Simple lighting solutions for the home

What kind of difference could a new lighting solution make to your home? This is something that many people never think about, sticking with the set-up that was there when they moved in, but it’s a simple way to transform the appearance of the home, often at very little cost. No matter how you decorate a room, ultimately it’s the lighting that sets the mood, so why not consider these styles and find something that would work for you?

Unobtrusive lighting

If you’re tired of the glare from pendant lights and you’d like a subtler look, there are a myriad ways to light your home so that the light sources are less obvious. Using multiple small recessed lights across your ceiling creates an even glow throughout the room without the lights themselves being intrusive. You can also build recessed lighting into the top of alcoves, and positioning mirrors in those alcoves helps to spread the glow.

Hidden lighting like this is especially useful in the kitchen, where harsh lighting can feel unfriendly (especially if you want it to be a cozy room for the family to eat in) but you need to be able to see clearly when you’re chopping vegetables and preparing meals. Fitting lights on the underside of wall cabinets means you’ll have bright light directly on the countertop where you need it.

24-hour lighting

The shift to LED-based lighting has many benefits, cutting fuel bills, reducing pollution and reducing your carbon footprint, but it can also help when it comes to design. If you check out Neon Mama, you’ll see that there are LED lights whose color you can change, and this is more than just a novelty. By setting the color of your lighting to change over the course of the day, you can have blue-toned light on dark winter mornings, helping to wake you up, and rosy light in the evenings, helping you to feel sleepy at the right time.

You’ll also need to be able to find your way around when it’s dark. Having a lighted outlet cover in each room is a simple way to ensure that you can get around safely if you want to get to the bathroom without disturbing anyone. Dimmer switches can also be helpful, giving you the options of setting a lower light level that won’t be noticed elsewhere in the house.

Say it with candles

If you’re more interested in ambience than pure functionality, nothing says romance quite like a chandelier. Although they’re seen as the ultimate in luxury lighting, they’re actually quite affordable, and many antique examples have now been adapted to hold LED bulbs or electric candles which are safer and mean they don’t have to be lowered all the time to be lit.

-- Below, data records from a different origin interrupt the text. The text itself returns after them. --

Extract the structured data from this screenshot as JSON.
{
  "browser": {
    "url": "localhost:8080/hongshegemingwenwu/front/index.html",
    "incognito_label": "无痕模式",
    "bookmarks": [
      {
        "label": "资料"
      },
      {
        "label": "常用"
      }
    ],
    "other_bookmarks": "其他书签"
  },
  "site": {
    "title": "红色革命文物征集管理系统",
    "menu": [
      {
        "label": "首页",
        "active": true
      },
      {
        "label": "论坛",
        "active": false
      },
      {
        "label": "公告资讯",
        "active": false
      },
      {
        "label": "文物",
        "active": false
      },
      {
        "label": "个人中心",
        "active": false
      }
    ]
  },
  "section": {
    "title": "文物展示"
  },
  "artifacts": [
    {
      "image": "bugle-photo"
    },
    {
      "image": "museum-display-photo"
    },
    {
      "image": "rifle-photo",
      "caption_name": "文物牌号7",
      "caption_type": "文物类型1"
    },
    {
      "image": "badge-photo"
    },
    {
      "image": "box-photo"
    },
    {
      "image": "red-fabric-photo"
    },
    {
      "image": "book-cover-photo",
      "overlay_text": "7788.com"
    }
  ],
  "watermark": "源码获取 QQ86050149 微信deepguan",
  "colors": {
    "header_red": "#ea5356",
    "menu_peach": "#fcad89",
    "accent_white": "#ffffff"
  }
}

Electric candles can also look great in wall sconces and candelabras, providing extra lighting where it’s needed and making a dramatic impression. Flickering versions are available so they create the illusion of real flames, but there’s no dripping wax or soot to deal with. You can get them in different colors to suit your decorating themes.

Localized lighting

Because you don’t always want to light the whole room, or you may want one area to be brighter so that for instance, you can sew or read a book, it’s also worth thinking about localized lighting. Standing lamps can look very elegant and are well suited to living rooms, especially with the current fashion for splitting up these spaces to create secluded niches. Smaller lamps are useful in all sorts of contexts, from sitting on occasional tables to providing bedside lighting, and there are numerous different styles to choose from. Go for classical elegance with a French tufted silk shade or choose the art deco look with a tiffany lamp. A classic green-shaded banker’s lamp will look great in your home office, and if you want to tell what time it is when you wake up at night without having to fully open your eyes, you can choose a clock that glows a different color with each passing hour.

Moroccan-style lighting

People in different parts of the world take different approaches to lighting, and connecting with their traditions can give you home a distinctive character that visitors will admire. In Morocco and the surrounding countries, the traditional means of providing illumination is a lantern, and these days those lanterns are electric. They come in many different forms, from pendant lamps to wall mounted Lumieres, and they’re usually handmade from glass with elaborate metal frames, deigned to create spectacular shadow patterns on you walls or ceilings. Hand-blown painted globes are also used, sometimes in constellation, for a softer effect.

Spanish-style lighting

The traditional Spanish approach to lighting the home makes extensive use of low-hung lamps and wooden chandeliers with individually shaded bulbs. Suspend these over tables to create an intimate atmosphere when you’re dining or use them as a centerpiece for the living room, above a coffee table. Accessorize with simple lanterns mounted in brackets on the walls, ideally with black iron frames. You can also use these outside the house to illuminate your porch or a terrace where you want to dine al fresco. This approach blurs the boundary between indoors and out, and can make your home feel more spacious.

Thai-style lighting

In Thailand, lights are used as much for decoration as illumination. Multiple tiny lights in long strings are used to light up whole rooms or decorate banisters and balconies, and they’re often designed to look like another popular form of Thai decoration, fresh flowers. With silk petals providing lateral shade, they’re a pretty way to light your home. When stronger lighting is needed, Thai people often bring in paper lanterns to hang overhead, with patterned shades in warm colors, giving nighttime a magical quality.

With all these styles to choose from, there are many ways for you to approach lighting your home. If you find it hard to choose, you could use different styles in different rooms, or combine them to create something unique. Your home will never have looked so good.